(Data about app and page elements)
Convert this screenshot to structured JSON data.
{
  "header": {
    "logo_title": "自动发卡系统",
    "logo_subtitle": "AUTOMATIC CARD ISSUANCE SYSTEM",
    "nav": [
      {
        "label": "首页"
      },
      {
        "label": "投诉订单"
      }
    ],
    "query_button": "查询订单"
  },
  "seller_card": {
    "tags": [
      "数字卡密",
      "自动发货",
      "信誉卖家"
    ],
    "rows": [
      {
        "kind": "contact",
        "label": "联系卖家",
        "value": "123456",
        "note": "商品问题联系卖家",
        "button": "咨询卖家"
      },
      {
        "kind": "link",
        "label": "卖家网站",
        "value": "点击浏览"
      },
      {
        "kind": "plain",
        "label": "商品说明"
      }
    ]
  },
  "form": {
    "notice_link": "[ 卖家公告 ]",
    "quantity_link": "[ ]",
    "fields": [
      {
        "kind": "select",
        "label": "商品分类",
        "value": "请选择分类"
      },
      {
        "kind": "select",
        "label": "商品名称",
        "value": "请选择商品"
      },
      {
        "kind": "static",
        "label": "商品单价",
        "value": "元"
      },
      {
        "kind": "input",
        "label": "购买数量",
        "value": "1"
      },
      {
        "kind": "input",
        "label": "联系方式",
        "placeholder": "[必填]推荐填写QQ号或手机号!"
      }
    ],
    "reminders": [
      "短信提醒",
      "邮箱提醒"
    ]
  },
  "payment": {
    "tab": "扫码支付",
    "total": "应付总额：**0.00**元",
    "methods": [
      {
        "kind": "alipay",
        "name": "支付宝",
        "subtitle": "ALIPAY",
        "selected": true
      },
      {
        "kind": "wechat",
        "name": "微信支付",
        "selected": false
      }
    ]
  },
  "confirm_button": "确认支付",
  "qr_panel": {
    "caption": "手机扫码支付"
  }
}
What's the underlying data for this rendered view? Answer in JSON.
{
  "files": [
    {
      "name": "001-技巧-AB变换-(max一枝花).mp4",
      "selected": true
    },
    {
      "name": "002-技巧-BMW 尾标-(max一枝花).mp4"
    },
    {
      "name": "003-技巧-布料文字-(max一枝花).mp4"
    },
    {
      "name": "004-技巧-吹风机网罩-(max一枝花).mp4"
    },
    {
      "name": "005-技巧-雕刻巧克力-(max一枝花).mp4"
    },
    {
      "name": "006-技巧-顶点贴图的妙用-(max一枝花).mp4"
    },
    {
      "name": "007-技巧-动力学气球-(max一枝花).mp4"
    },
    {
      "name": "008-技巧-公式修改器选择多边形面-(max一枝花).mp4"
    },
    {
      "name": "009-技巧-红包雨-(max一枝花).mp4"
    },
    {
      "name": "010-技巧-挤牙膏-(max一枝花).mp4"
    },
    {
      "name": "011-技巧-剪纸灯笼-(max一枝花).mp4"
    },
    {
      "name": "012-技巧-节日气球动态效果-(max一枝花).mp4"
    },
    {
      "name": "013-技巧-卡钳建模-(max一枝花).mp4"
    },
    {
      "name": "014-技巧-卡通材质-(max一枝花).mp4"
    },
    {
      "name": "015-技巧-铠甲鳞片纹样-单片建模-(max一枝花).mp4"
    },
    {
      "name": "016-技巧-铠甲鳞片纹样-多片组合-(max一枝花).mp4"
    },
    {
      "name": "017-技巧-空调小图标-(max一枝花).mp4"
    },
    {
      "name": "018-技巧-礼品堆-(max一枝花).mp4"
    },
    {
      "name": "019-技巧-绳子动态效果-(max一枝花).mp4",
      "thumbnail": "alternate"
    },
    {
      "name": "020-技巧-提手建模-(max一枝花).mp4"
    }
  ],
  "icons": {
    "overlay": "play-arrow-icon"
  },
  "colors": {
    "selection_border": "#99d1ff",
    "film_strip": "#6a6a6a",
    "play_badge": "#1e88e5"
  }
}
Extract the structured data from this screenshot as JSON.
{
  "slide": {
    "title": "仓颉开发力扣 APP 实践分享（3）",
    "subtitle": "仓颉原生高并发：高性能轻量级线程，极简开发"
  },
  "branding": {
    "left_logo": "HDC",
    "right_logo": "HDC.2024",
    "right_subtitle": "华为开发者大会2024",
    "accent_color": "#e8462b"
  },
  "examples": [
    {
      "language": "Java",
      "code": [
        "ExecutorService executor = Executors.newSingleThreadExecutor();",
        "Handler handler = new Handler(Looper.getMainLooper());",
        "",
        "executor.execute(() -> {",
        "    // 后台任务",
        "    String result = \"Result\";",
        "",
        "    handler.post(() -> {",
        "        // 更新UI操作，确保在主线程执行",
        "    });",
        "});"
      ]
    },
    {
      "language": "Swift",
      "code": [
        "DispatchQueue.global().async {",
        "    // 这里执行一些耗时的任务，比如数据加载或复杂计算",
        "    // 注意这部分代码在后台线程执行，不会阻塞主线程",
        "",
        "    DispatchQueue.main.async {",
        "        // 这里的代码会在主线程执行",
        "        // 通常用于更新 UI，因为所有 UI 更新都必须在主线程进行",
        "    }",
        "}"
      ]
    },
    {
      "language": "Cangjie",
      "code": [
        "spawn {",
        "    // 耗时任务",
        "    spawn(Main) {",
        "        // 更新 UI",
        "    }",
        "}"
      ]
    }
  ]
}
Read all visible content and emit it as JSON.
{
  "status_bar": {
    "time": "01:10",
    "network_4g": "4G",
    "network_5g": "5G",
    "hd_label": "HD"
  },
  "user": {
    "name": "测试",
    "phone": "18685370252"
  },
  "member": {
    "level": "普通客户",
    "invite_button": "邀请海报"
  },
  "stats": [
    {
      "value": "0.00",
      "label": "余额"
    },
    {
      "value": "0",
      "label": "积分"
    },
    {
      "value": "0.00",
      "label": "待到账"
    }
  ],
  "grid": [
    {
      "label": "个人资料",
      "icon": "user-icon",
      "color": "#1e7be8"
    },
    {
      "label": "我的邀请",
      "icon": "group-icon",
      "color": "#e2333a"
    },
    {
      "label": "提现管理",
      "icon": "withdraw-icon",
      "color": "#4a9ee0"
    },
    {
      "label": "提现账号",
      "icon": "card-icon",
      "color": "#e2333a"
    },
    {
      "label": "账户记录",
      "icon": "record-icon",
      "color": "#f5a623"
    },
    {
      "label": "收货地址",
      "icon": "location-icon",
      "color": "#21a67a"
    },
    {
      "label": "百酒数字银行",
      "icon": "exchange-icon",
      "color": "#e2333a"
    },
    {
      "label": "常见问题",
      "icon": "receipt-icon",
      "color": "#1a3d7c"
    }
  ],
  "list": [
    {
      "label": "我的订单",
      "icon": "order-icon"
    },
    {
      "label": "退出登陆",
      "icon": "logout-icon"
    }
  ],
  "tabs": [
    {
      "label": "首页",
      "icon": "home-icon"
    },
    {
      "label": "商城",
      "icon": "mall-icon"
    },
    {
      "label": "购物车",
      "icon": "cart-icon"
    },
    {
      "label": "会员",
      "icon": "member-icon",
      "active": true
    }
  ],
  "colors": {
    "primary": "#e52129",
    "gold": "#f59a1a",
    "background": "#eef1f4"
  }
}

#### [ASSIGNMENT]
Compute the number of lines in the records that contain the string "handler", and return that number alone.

#### [ANSWER SECTION]
2